Which of the lines in the records below hold the string "JSON"? Copy every one of them.

Records excerpted from a collection
- - - - - - -

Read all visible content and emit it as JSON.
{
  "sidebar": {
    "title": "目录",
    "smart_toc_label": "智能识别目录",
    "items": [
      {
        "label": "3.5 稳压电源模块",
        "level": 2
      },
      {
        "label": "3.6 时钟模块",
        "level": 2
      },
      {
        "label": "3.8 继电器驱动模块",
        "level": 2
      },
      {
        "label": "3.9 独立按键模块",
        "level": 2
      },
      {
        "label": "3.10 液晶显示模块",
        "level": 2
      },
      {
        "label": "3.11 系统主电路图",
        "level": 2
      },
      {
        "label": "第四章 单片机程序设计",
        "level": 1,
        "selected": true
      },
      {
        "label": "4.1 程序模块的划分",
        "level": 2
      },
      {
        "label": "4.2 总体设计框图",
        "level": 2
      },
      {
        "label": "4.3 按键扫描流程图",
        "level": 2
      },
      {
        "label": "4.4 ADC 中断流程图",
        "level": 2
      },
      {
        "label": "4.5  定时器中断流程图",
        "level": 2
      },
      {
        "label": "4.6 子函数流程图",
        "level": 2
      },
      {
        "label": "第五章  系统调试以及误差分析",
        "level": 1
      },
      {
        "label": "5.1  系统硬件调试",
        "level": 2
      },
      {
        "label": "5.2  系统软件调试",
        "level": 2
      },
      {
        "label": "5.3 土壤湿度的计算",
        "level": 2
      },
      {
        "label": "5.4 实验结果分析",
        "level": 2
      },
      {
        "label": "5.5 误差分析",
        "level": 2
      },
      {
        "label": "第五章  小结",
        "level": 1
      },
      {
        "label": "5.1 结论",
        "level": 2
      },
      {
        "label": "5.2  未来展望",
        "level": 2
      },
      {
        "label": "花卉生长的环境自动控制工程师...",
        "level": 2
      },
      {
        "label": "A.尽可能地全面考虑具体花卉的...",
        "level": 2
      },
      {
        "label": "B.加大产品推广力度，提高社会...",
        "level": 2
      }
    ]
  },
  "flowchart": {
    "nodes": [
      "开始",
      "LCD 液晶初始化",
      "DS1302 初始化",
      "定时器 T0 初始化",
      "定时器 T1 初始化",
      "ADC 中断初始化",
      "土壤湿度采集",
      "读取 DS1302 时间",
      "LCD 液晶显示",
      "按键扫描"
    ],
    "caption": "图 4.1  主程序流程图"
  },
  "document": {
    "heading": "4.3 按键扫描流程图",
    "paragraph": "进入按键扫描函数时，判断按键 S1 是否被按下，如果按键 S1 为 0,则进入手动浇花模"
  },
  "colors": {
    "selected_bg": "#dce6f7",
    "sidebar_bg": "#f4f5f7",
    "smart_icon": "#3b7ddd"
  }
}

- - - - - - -

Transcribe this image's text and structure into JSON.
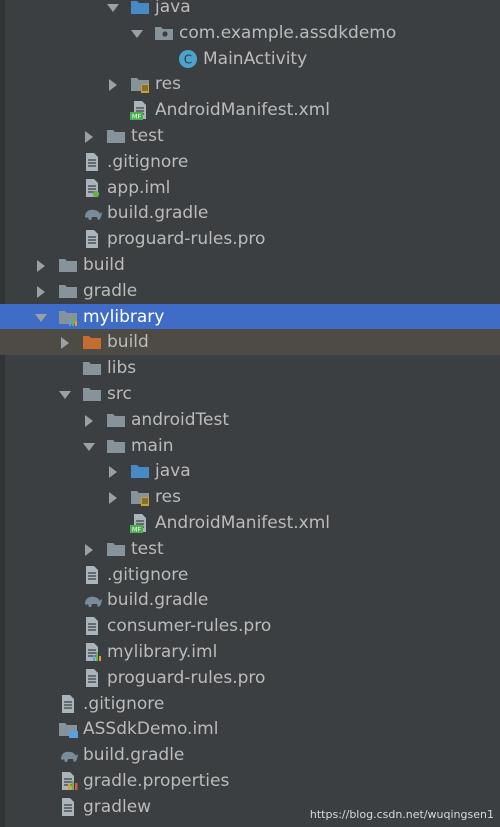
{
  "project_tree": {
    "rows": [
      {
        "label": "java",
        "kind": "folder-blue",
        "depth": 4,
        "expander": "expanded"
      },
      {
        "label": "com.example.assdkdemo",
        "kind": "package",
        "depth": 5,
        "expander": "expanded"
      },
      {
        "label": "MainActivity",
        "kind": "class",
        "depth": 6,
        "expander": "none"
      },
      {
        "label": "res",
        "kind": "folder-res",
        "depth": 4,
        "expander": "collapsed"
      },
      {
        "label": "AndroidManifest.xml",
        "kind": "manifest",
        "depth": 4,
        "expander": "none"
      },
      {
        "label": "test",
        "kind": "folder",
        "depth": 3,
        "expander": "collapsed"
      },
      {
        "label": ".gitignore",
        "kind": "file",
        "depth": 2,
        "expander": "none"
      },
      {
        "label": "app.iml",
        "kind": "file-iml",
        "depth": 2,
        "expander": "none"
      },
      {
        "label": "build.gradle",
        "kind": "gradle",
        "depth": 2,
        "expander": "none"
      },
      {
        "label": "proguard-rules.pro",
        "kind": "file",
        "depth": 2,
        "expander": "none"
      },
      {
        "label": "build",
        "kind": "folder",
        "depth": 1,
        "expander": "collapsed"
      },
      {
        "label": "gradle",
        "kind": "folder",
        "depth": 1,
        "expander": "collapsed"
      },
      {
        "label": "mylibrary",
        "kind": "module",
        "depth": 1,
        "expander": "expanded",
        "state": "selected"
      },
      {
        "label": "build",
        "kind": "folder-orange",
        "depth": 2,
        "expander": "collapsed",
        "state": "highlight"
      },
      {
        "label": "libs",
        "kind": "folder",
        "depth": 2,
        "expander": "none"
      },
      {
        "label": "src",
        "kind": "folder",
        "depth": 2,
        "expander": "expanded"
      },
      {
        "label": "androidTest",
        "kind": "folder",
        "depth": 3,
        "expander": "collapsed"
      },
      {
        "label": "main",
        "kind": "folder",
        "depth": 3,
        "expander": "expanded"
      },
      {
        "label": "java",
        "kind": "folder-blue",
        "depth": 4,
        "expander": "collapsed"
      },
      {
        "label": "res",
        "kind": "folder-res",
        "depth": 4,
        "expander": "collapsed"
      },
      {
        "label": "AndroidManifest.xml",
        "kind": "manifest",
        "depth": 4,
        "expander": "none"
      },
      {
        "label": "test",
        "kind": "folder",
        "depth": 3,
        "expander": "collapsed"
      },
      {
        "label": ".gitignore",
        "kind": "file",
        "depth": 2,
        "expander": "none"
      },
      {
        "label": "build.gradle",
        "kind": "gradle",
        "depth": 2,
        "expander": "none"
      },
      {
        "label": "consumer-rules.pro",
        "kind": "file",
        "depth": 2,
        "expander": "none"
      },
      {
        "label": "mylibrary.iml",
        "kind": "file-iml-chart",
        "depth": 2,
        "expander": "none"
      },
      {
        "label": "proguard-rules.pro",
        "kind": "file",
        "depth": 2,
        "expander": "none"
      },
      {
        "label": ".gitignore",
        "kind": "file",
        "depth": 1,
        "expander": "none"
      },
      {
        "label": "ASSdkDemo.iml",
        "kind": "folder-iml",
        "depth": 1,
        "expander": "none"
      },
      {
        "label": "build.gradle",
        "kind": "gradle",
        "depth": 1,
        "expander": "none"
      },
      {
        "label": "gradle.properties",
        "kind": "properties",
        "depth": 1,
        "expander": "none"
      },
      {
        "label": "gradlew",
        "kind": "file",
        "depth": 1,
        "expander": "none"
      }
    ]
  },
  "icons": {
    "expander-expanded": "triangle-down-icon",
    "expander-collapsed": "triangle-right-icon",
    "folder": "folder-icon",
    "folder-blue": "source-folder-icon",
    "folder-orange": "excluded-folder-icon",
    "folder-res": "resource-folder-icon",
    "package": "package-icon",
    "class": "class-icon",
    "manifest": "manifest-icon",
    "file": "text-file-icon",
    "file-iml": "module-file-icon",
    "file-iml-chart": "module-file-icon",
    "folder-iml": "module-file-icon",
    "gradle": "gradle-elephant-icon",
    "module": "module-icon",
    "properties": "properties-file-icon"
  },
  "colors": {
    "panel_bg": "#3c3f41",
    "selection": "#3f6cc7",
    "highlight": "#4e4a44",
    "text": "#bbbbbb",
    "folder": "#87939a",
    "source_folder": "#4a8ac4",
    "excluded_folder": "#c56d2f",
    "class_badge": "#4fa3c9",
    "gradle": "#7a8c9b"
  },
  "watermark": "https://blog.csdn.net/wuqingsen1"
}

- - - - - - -

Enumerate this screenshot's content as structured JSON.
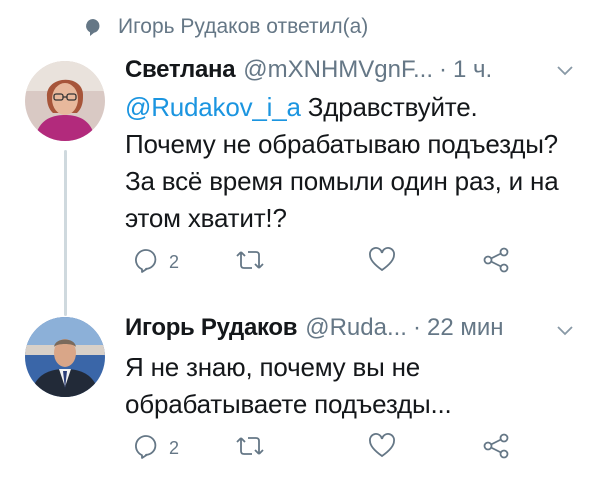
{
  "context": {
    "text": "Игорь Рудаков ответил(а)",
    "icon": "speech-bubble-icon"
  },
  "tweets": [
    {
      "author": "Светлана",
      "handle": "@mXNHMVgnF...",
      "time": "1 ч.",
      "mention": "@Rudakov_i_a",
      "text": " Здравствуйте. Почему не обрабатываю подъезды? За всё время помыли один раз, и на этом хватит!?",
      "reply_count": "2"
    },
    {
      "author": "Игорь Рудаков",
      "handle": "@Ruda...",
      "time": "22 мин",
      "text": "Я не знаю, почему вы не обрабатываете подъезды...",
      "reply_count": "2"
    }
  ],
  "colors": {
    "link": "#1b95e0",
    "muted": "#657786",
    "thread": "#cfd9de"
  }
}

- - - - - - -

## Solution to the exercise
Read all visible content and emit it as JSON.
Transcribe this image's text and structure into JSON.
Enumerate this screenshot's content as structured JSON.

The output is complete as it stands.